_EXERCISE INSTRUCTIONS_. Return all of the records exactly.

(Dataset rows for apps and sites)
◆ ◆ ◆ ◆
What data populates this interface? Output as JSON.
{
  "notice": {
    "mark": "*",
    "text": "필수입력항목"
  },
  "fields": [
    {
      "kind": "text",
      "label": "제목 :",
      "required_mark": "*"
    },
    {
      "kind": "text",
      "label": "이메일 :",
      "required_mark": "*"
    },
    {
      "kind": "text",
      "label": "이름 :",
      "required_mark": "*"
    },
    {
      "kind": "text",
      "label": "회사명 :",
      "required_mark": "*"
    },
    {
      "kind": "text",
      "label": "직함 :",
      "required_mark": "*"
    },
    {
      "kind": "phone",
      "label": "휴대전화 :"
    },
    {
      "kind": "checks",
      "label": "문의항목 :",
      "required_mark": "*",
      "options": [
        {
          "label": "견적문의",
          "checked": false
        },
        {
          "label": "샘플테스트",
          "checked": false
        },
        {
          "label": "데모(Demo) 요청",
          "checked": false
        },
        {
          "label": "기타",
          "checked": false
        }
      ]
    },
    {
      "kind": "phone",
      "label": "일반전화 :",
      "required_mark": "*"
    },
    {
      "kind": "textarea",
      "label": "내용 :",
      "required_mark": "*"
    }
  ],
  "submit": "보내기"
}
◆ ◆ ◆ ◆
_SOLUTION_.
What data populates this interface? Output as JSON.
{
  "notice": {
    "mark": "*",
    "text": "필수입력항목"
  },
  "fields": [
    {
      "kind": "text",
      "label": "제목 :",
      "required_mark": "*"
    },
    {
      "kind": "text",
      "label": "이메일 :",
      "required_mark": "*"
    },
    {
      "kind": "text",
      "label": "이름 :",
      "required_mark": "*"
    },
    {
      "kind": "text",
      "label": "회사명 :",
      "required_mark": "*"
    },
    {
      "kind": "text",
      "label": "직함 :",
      "required_mark": "*"
    },
    {
      "kind": "phone",
      "label": "휴대전화 :"
    },
    {
      "kind": "checks",
      "label": "문의항목 :",
      "required_mark": "*",
      "options": [
        {
          "label": "견적문의",
          "checked": false
        },
        {
          "label": "샘플테스트",
          "checked": false
        },
        {
          "label": "데모(Demo) 요청",
          "checked": false
        },
        {
          "label": "기타",
          "checked": false
        }
      ]
    },
    {
      "kind": "phone",
      "label": "일반전화 :",
      "required_mark": "*"
    },
    {
      "kind": "textarea",
      "label": "내용 :",
      "required_mark": "*"
    }
  ],
  "submit": "보내기"
}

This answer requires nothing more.